Task directions
Scan the listing beneath this sentence. Report each line with the word "screenshot".
★ ★ ★ ★
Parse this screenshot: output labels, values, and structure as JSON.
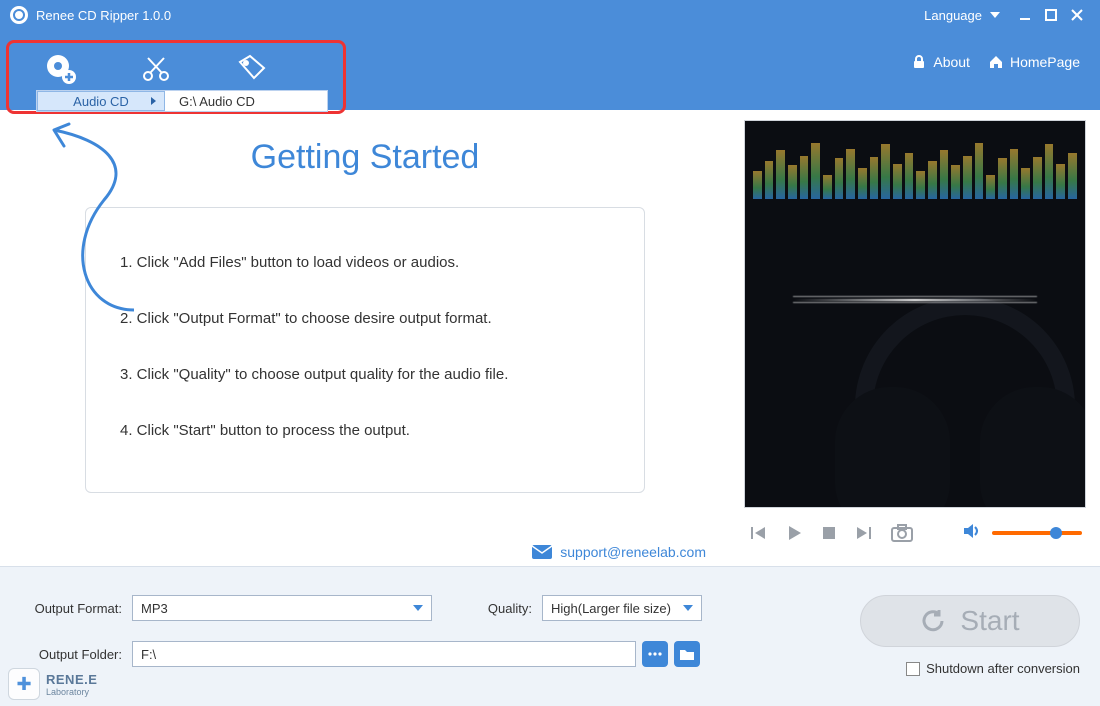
{
  "app": {
    "title": "Renee CD Ripper 1.0.0",
    "language_label": "Language"
  },
  "ribbon": {
    "about": "About",
    "homepage": "HomePage",
    "submenu": {
      "left": "Audio CD",
      "right": "G:\\ Audio CD"
    }
  },
  "gettingStarted": {
    "title": "Getting Started",
    "steps": [
      "1. Click \"Add Files\" button to load videos or audios.",
      "2. Click \"Output Format\" to choose desire output format.",
      "3. Click \"Quality\" to choose output quality for the audio file.",
      "4. Click \"Start\" button to process the output."
    ]
  },
  "support_email": "support@reneelab.com",
  "output": {
    "format_label": "Output Format:",
    "format_value": "MP3",
    "quality_label": "Quality:",
    "quality_value": "High(Larger file size)",
    "folder_label": "Output Folder:",
    "folder_value": "F:\\"
  },
  "start": {
    "label": "Start",
    "shutdown_label": "Shutdown after conversion"
  },
  "watermark": {
    "line1": "RENE.E",
    "line2": "Laboratory"
  }
}
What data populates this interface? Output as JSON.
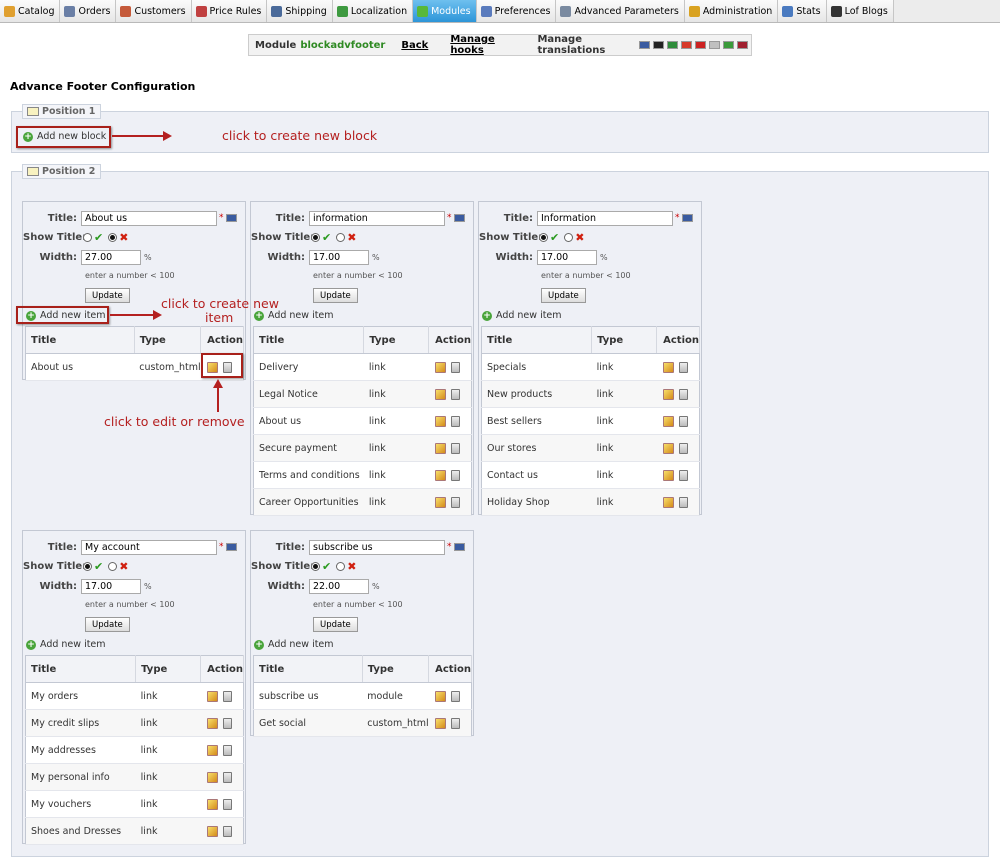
{
  "nav": [
    {
      "label": "Catalog",
      "icon": "catalog-icon",
      "color": "#e0a030"
    },
    {
      "label": "Orders",
      "icon": "cart-icon",
      "color": "#6a7fa6"
    },
    {
      "label": "Customers",
      "icon": "customers-icon",
      "color": "#c55a3a"
    },
    {
      "label": "Price Rules",
      "icon": "price-rules-icon",
      "color": "#c04040"
    },
    {
      "label": "Shipping",
      "icon": "truck-icon",
      "color": "#4a6a9a"
    },
    {
      "label": "Localization",
      "icon": "globe-icon",
      "color": "#3e9a40"
    },
    {
      "label": "Modules",
      "icon": "puzzle-icon",
      "color": "#58b83a",
      "active": true
    },
    {
      "label": "Preferences",
      "icon": "preferences-icon",
      "color": "#5a7bbd"
    },
    {
      "label": "Advanced Parameters",
      "icon": "tools-icon",
      "color": "#7a8aa0"
    },
    {
      "label": "Administration",
      "icon": "key-icon",
      "color": "#d9a220"
    },
    {
      "label": "Stats",
      "icon": "stats-icon",
      "color": "#4a7ac0"
    },
    {
      "label": "Lof Blogs",
      "icon": "user-icon",
      "color": "#333333"
    }
  ],
  "module_bar": {
    "module_label": "Module",
    "module_name": "blockadvfooter",
    "back": "Back",
    "manage_hooks": "Manage hooks",
    "manage_translations": "Manage translations"
  },
  "page_title": "Advance Footer Configuration",
  "positions": [
    {
      "legend": "Position 1"
    },
    {
      "legend": "Position 2"
    }
  ],
  "add_block": "Add new block",
  "annotations": {
    "create_block": "click to create new block",
    "create_item_1": "click to create new",
    "create_item_2": "item",
    "edit_remove": "click to edit or remove"
  },
  "labels": {
    "title": "Title:",
    "show_title": "Show Title:",
    "width": "Width:",
    "hint": "enter a number < 100",
    "update": "Update",
    "add_item": "Add new item",
    "col_title": "Title",
    "col_type": "Type",
    "col_action": "Action",
    "required": "*",
    "percent": "%"
  },
  "blocks": [
    {
      "title": "About us",
      "show_title": false,
      "width": "27.00",
      "items": [
        {
          "title": "About us",
          "type": "custom_html"
        }
      ]
    },
    {
      "title": "information",
      "show_title": true,
      "width": "17.00",
      "items": [
        {
          "title": "Delivery",
          "type": "link"
        },
        {
          "title": "Legal Notice",
          "type": "link"
        },
        {
          "title": "About us",
          "type": "link"
        },
        {
          "title": "Secure payment",
          "type": "link"
        },
        {
          "title": "Terms and conditions",
          "type": "link"
        },
        {
          "title": "Career Opportunities",
          "type": "link"
        }
      ]
    },
    {
      "title": "Information",
      "show_title": true,
      "width": "17.00",
      "items": [
        {
          "title": "Specials",
          "type": "link"
        },
        {
          "title": "New products",
          "type": "link"
        },
        {
          "title": "Best sellers",
          "type": "link"
        },
        {
          "title": "Our stores",
          "type": "link"
        },
        {
          "title": "Contact us",
          "type": "link"
        },
        {
          "title": "Holiday Shop",
          "type": "link"
        }
      ]
    },
    {
      "title": "My account",
      "show_title": true,
      "width": "17.00",
      "items": [
        {
          "title": "My orders",
          "type": "link"
        },
        {
          "title": "My credit slips",
          "type": "link"
        },
        {
          "title": "My addresses",
          "type": "link"
        },
        {
          "title": "My personal info",
          "type": "link"
        },
        {
          "title": "My vouchers",
          "type": "link"
        },
        {
          "title": "Shoes and Dresses",
          "type": "link"
        }
      ]
    },
    {
      "title": "subscribe us",
      "show_title": true,
      "width": "22.00",
      "items": [
        {
          "title": "subscribe us",
          "type": "module"
        },
        {
          "title": "Get social",
          "type": "custom_html"
        }
      ]
    }
  ],
  "flags": [
    "#3a5ba0",
    "#222222",
    "#2e8b3a",
    "#d63a2a",
    "#cc2222",
    "#c0c0c0",
    "#3a9a3a",
    "#a02030"
  ]
}
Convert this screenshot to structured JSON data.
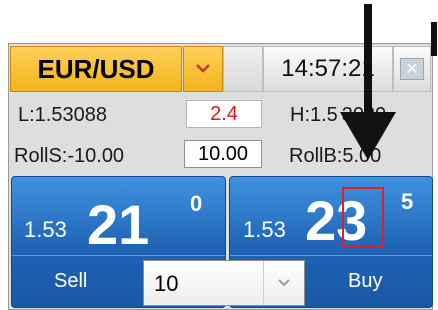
{
  "header": {
    "pair": "EUR/USD",
    "time": "14:57:21"
  },
  "stats": {
    "low": "L:1.53088",
    "spread": "2.4",
    "high": "H:1.5 3039",
    "roll_sell": "RollS:-10.00",
    "roll_input": "10.00",
    "roll_buy": "RollB:5.00"
  },
  "sell": {
    "prefix": "1.53",
    "big": "21",
    "pip": "0",
    "label": "Sell"
  },
  "buy": {
    "prefix": "1.53",
    "big": "23",
    "pip": "5",
    "label": "Buy"
  },
  "quantity": {
    "value": "10"
  },
  "icons": {
    "dropdown": "chevron-down-icon",
    "close": "close-icon",
    "annotation": "arrow-pointer-icon"
  },
  "colors": {
    "pair_bg": "#f4b21c",
    "tile_bg": "#1f63b4",
    "spread_text": "#e0161b",
    "highlight": "#e02020"
  }
}
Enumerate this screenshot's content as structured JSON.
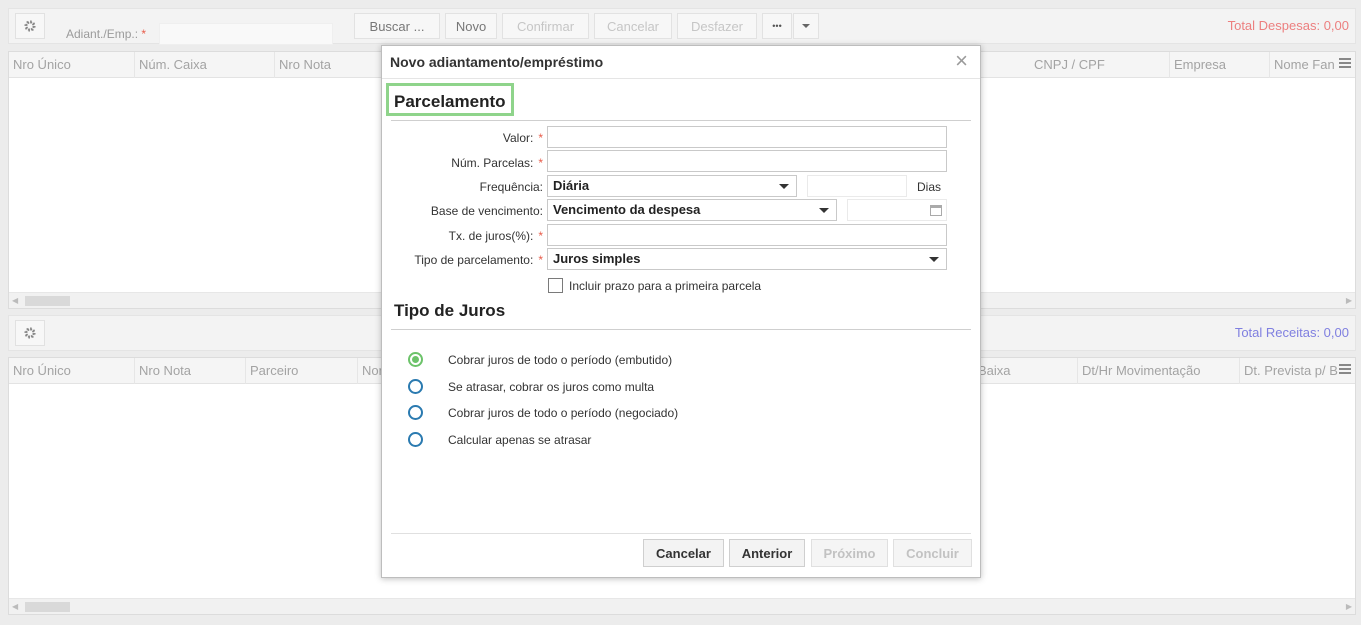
{
  "toolbar": {
    "adiant_label": "Adiant./Emp.:",
    "required_mark": "*",
    "buttons": {
      "buscar": "Buscar ...",
      "novo": "Novo",
      "confirmar": "Confirmar",
      "cancelar": "Cancelar",
      "desfazer": "Desfazer",
      "more": "•••"
    },
    "total_despesas": "Total Despesas: 0,00"
  },
  "grid_top": {
    "columns_left": [
      "Nro Único",
      "Núm. Caixa",
      "Nro Nota"
    ],
    "columns_right": [
      "CNPJ / CPF",
      "Empresa",
      "Nome Fan"
    ]
  },
  "mid_toolbar": {
    "total_receitas": "Total Receitas: 0,00"
  },
  "grid_bottom": {
    "columns_left": [
      "Nro Único",
      "Nro Nota",
      "Parceiro",
      "Nor"
    ],
    "columns_right": [
      "Baixa",
      "Dt/Hr Movimentação",
      "Dt. Prevista p/ B"
    ]
  },
  "modal": {
    "title": "Novo adiantamento/empréstimo",
    "close": "×",
    "section_parcelamento": "Parcelamento",
    "fields": {
      "valor_label": "Valor:",
      "num_parcelas_label": "Núm. Parcelas:",
      "frequencia_label": "Frequência:",
      "frequencia_value": "Diária",
      "dias_label": "Dias",
      "base_venc_label": "Base de vencimento:",
      "base_venc_value": "Vencimento da despesa",
      "tx_juros_label": "Tx. de juros(%):",
      "tipo_parc_label": "Tipo de parcelamento:",
      "tipo_parc_value": "Juros simples",
      "incluir_prazo_label": "Incluir prazo para a primeira parcela",
      "required_mark": "*"
    },
    "section_tipo_juros": "Tipo de Juros",
    "tipo_juros_options": [
      {
        "label": "Cobrar juros de todo o período (embutido)",
        "selected": true
      },
      {
        "label": "Se atrasar, cobrar os juros como multa",
        "selected": false
      },
      {
        "label": "Cobrar juros de todo o período (negociado)",
        "selected": false
      },
      {
        "label": "Calcular apenas se atrasar",
        "selected": false
      }
    ],
    "buttons": {
      "cancelar": "Cancelar",
      "anterior": "Anterior",
      "proximo": "Próximo",
      "concluir": "Concluir"
    }
  },
  "colors": {
    "total_despesas": "#ec7f7f",
    "total_receitas": "#7f7fe0",
    "section_highlight": "#8fd48b",
    "radio_selected": "#6cc36a",
    "radio_border": "#2a7ab0",
    "required": "#e85c4a"
  }
}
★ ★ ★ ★
Finished exercise
Parse this screenshot: output labels, values, and structure as JSON.
Convert this screenshot to structured JSON data.
Enumerate this screenshot's content as structured JSON.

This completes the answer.